- [EXERCISE OBJECTIVE]
Scan the entries below and return each line that contains "glyph".

Data records for software interfaces:

---------------

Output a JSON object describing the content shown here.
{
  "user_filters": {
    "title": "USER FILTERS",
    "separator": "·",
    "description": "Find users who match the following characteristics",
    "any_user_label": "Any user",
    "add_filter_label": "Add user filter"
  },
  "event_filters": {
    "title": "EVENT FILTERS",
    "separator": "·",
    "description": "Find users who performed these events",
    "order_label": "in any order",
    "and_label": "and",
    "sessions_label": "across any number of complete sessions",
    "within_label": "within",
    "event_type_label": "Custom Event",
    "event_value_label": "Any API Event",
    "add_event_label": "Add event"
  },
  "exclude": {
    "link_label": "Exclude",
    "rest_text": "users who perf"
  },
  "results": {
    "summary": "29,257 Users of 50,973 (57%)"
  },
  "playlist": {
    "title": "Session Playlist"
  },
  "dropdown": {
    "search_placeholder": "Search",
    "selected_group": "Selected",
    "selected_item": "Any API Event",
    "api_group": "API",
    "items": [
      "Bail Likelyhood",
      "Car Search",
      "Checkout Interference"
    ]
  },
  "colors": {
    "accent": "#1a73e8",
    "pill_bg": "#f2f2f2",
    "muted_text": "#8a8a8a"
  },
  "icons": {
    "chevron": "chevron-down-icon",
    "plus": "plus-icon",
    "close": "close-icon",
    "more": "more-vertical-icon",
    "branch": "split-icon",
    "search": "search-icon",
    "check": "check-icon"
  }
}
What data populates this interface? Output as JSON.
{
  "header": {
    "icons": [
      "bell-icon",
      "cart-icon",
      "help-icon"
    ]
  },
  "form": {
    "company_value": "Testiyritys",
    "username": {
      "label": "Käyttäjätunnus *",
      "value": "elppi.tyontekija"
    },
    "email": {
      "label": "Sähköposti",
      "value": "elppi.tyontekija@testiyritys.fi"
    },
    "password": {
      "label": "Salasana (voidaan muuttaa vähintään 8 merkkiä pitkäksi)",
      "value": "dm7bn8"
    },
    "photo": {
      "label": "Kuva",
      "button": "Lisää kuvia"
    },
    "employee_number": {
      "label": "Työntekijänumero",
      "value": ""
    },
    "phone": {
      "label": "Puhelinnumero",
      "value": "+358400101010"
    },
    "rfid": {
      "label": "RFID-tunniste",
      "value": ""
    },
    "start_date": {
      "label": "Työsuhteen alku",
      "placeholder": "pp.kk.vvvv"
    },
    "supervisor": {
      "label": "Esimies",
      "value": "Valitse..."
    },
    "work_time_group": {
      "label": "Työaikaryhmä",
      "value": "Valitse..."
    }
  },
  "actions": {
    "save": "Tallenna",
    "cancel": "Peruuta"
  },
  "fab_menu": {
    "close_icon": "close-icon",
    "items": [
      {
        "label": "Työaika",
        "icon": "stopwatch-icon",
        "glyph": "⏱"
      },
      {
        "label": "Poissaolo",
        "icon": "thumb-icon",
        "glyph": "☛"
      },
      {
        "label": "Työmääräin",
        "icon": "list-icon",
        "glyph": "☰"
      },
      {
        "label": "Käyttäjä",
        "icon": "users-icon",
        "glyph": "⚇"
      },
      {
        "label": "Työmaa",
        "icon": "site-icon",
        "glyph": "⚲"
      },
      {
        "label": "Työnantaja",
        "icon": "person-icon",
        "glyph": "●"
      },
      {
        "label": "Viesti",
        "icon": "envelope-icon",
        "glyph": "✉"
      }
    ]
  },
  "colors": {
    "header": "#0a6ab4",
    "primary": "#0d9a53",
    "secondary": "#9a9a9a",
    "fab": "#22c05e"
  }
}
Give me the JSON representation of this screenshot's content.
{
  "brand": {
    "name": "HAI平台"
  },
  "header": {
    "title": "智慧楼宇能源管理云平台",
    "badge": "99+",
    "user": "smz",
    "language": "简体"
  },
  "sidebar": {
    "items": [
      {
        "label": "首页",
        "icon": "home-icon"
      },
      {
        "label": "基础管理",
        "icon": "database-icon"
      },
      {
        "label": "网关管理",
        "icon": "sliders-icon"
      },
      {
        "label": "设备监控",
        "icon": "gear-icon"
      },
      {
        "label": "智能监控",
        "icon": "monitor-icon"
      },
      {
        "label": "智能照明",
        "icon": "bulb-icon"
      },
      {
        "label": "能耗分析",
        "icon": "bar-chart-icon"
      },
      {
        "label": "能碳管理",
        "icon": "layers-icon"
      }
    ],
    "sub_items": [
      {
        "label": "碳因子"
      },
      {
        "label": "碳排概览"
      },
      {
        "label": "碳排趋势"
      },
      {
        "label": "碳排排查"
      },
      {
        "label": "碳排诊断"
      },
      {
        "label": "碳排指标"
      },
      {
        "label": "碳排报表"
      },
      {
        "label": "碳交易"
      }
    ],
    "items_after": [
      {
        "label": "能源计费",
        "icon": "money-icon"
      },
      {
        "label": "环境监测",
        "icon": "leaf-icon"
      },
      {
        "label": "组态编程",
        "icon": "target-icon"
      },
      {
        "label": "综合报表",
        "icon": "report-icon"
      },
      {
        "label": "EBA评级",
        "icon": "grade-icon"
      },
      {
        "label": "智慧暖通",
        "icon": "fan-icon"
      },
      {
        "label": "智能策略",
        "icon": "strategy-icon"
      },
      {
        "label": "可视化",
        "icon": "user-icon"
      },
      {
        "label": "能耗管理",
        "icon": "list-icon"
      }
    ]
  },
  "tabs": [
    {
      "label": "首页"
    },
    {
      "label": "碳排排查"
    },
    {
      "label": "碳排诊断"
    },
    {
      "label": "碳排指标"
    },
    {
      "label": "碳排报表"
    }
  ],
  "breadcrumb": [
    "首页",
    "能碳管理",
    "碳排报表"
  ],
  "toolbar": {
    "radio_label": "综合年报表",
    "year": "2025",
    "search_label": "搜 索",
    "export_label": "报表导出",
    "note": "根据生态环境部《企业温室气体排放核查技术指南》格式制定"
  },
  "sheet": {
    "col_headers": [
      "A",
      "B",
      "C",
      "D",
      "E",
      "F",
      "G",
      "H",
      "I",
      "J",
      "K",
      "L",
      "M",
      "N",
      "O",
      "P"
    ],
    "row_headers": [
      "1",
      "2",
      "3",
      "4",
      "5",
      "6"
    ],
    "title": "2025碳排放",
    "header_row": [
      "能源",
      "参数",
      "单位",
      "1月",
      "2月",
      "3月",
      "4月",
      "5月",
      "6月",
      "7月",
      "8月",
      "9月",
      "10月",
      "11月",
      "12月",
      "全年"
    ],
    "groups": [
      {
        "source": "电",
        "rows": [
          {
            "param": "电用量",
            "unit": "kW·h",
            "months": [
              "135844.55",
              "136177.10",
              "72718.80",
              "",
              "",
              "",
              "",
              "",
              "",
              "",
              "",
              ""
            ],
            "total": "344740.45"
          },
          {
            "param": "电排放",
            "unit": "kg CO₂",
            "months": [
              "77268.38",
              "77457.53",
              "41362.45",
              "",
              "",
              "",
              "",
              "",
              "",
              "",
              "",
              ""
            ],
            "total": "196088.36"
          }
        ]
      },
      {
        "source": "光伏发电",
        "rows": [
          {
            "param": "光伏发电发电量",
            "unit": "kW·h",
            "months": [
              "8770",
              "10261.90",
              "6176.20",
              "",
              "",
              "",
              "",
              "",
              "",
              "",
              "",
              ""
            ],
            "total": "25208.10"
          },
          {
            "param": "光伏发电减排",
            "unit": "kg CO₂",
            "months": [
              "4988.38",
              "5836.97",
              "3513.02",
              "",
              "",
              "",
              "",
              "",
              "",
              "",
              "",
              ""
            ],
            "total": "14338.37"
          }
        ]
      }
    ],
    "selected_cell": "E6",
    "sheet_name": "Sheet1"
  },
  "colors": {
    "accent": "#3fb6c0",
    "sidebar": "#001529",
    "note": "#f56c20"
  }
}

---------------

- [ANSWER SPACE]
        "glyph": "⏱"
        "glyph": "☛"
        "glyph": "☰"
        "glyph": "⚇"
        "glyph": "⚲"
        "glyph": "●"
        "glyph": "✉"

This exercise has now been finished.